Another interesting question is: why is case being brought against Johnson and Scott in the US rather than the UK, where both men were based and where the alleged fraudulent activity took place?
Corker says the answer to this question is not clear, especially as he argues, that it is “an ideal case to prosecute” because it is “self-contained, very comprehensible by a jury and has some horrible emails to support and back it all up”.
Another source suggests there could be some competition between the UK’s Serious Fraud Office (SFO) and the DoJ to secure convictions in these types of cases. They point out that the former has made convictions related to financial services scandals, while the latter has not and may be eager to change this.
Yet another source says that although the DoJ is one of the less political government organisations in the US, it is hard to ignore the political backdrop of this case. They note that Jeb Hensarling, chairman of the House Financial Services Comitteee and a strong conservative and outspoken advocate for limited government, is critical of the Obama administration, including the Justice Department, and might argue that failure to bring such cases is evidence that the Dodd-Frank legislation is a failure.
Looking at the other side of the political spectrum they cite the “Elizabeth Warren effect” on the US financial services landscape, which they say has increasingly pushed authorities to pursue individuals rather than financial institutions in cases of financial services misconduct.
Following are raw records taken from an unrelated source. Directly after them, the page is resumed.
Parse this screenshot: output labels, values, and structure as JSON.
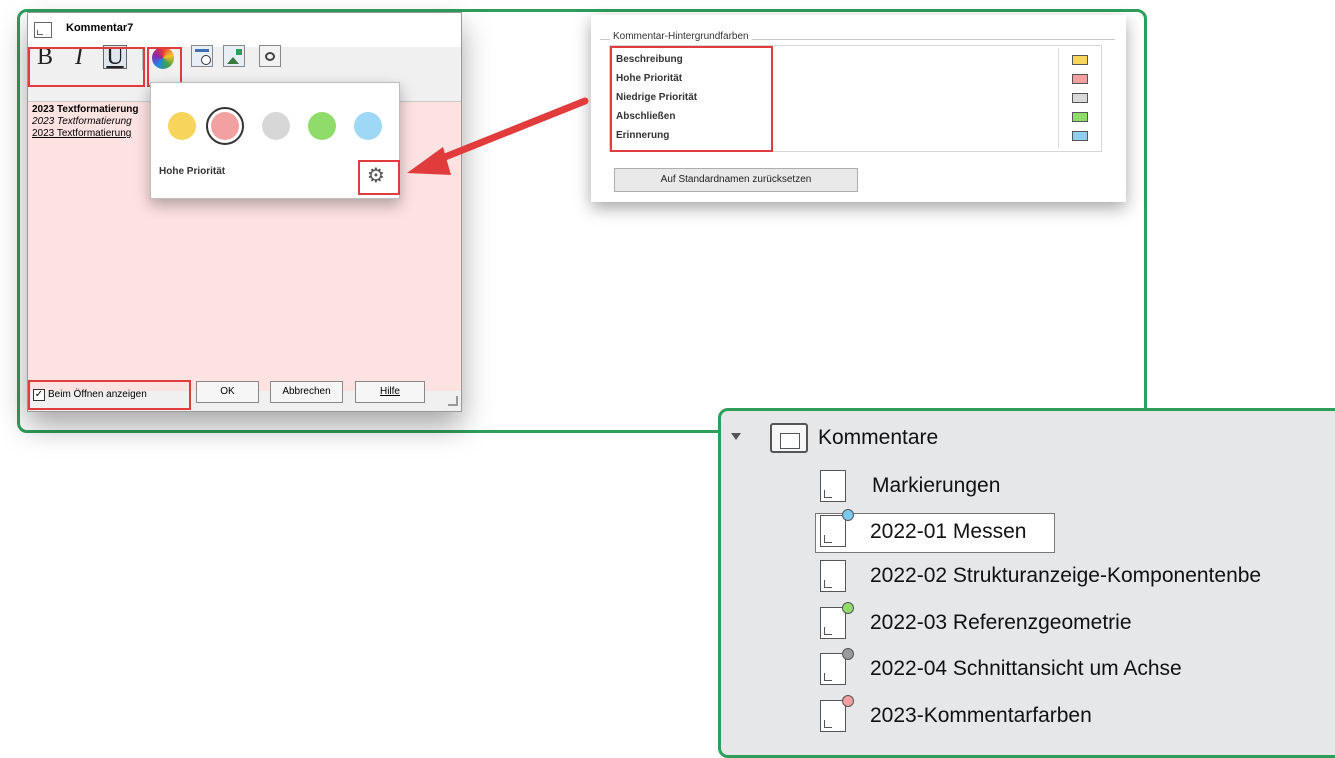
{
  "dialog": {
    "title": "Kommentar7",
    "toolbar": {
      "bold_label": "B",
      "italic_label": "I",
      "underline_label": "U"
    },
    "editor_lines": [
      "2023 Textformatierung",
      "2023 Textformatierung",
      "2023 Textformatierung"
    ],
    "show_on_open_label": "Beim Öffnen anzeigen",
    "show_on_open_checked": true,
    "ok_label": "OK",
    "cancel_label": "Abbrechen",
    "help_label": "Hilfe"
  },
  "color_popover": {
    "swatches": [
      {
        "name": "Beschreibung",
        "color": "#f7d55c"
      },
      {
        "name": "Hohe Priorität",
        "color": "#f2a0a0",
        "selected": true
      },
      {
        "name": "Niedrige Priorität",
        "color": "#d7d7d7"
      },
      {
        "name": "Abschließen",
        "color": "#8fdc6a"
      },
      {
        "name": "Erinnerung",
        "color": "#9fd8f7"
      }
    ],
    "selected_label": "Hohe Priorität"
  },
  "settings": {
    "group_title": "Kommentar-Hintergrundfarben",
    "rows": [
      {
        "label": "Beschreibung",
        "color": "#f7d55c"
      },
      {
        "label": "Hohe Priorität",
        "color": "#f2a0a0"
      },
      {
        "label": "Niedrige Priorität",
        "color": "#d9d9d9"
      },
      {
        "label": "Abschließen",
        "color": "#8fdc6a"
      },
      {
        "label": "Erinnerung",
        "color": "#8fd0ef"
      }
    ],
    "reset_label": "Auf Standardnamen zurücksetzen"
  },
  "tree": {
    "root_label": "Kommentare",
    "items": [
      {
        "label": "Markierungen",
        "dot": null
      },
      {
        "label": "2022-01 Messen",
        "dot": "#7cc8f2",
        "selected": true
      },
      {
        "label": "2022-02 Strukturanzeige-Komponentenbe",
        "dot": null
      },
      {
        "label": "2022-03 Referenzgeometrie",
        "dot": "#8fdc6a"
      },
      {
        "label": "2022-04 Schnittansicht um Achse",
        "dot": "#9a9a9a"
      },
      {
        "label": "2023-Kommentarfarben",
        "dot": "#f2a0a0"
      }
    ]
  },
  "colors": {
    "frame": "#2e9e5b",
    "highlight": "#e23b3b",
    "arrow": "#e23b3b"
  }
}
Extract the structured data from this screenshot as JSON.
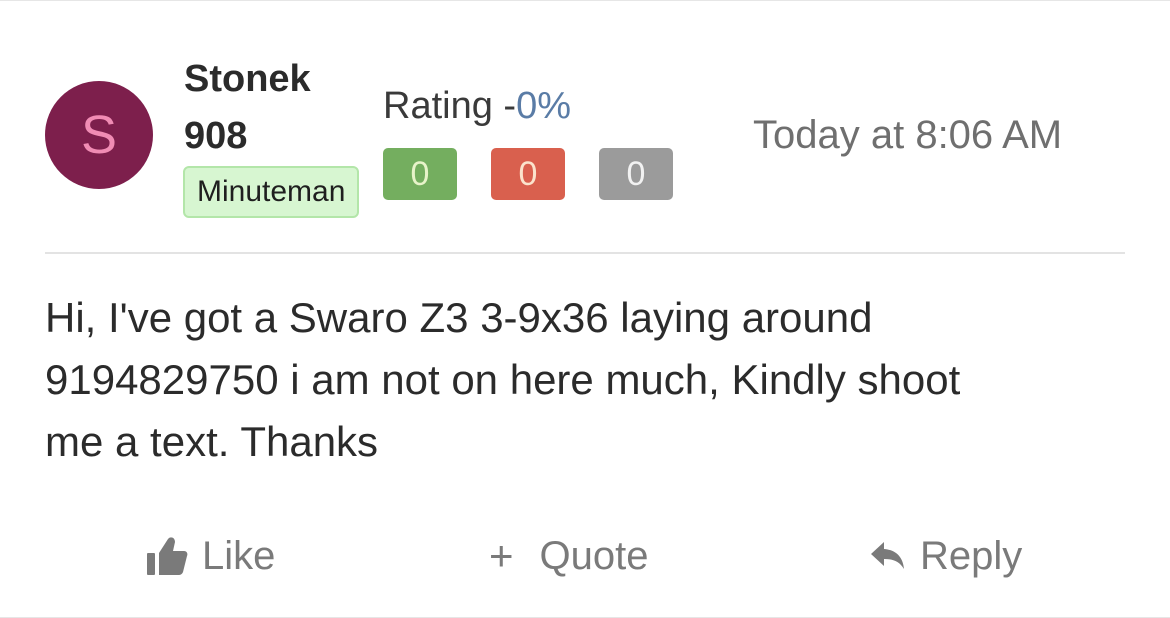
{
  "post": {
    "author": {
      "avatar_letter": "S",
      "avatar_color": "#7d1f4c",
      "name_line1": "Stonek",
      "name_line2": "908",
      "title": "Minuteman"
    },
    "rating": {
      "label": "Rating -",
      "percent": "0%",
      "positive": "0",
      "negative": "0",
      "neutral": "0"
    },
    "timestamp": "Today at 8:06 AM",
    "message_lines": [
      "Hi, I've got a Swaro Z3 3-9x36 laying around",
      "9194829750 i am not on here much, Kindly shoot",
      "me a text. Thanks"
    ],
    "actions": {
      "like_label": "Like",
      "like_icon": "thumbs-up-icon",
      "quote_label": "Quote",
      "quote_icon": "plus-icon",
      "reply_label": "Reply",
      "reply_icon": "reply-arrow-icon"
    },
    "colors": {
      "positive": "#74ae5f",
      "negative": "#d9604e",
      "neutral": "#9b9b9b",
      "title_badge": "#d7f6d1"
    }
  }
}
The legal expert in Washington says that, regardless of the motives, there would have been some degree of synchronisation between US and UK authorities ahead of the warrants issued for the arrest of Johnson and Scott.
“I imagine that there was a lot of coordination. Sometimes there’s either a lower standard of proof in one jurisdiction or it’s an easier legal regime to navigate. With Libor there was some coordination and they certainly picked which venues to go to first,” the expert says.
Perhaps the final question to be considered is the identity of the “advisory group” hired by the client to help it with the FX transaction that is referred to in the court document.
It was through this advisory firm that HSBC was notified that it had been elected to handle the large order because the client believed that bank had acknowledged the expectation to achieve best execution when putting the order through the market.
Although the court filing alleges the advisor “confronted” Scott over his assertion that the 3pm fix had more liquidity than the 4pm fix, it still allowed its client to accept the recommendation to trade there.
Given that this advisory firm was hired to help ensure that the client got the best deal and the best execution for the transaction in question, if the court filing claims that the client actually paid over the odds while HSBC profited from the transaction are accurate, then questions certainly need to be asked about the competency of that advisory firm in this instance.
Observers of the case will now have to wait and see what further evidence the DoJ produces to support its allegations, whether it is successful in getting Scott over to the US to face the charges and whether “Supervisor 1” or any other HSBC staff become embroiled in the case.
Yet regardless of the eventual outcome and ignoring the fact that the alleged misconduct took place almost five years ago, the short-term impact of this case could be to once again call into question the ethical standards of the FX industry.
The industry has been working to demonstrate it is taking the necessary steps to address conduct issues, in particular, many senior market participants are working on the Global Code in addition to their day jobs in the belief that it will provide clarity and confidence about what constitutes best market practices.
The fact that this case was even brought forward is certainly another PR blow for the industry and shows that FX is not out of the spotlight just yet. All of which should serve to emphasise that the implementation of the Global Code – in a manner in which it can be effectively enforced – is still of crucial importance to the FX market going forward.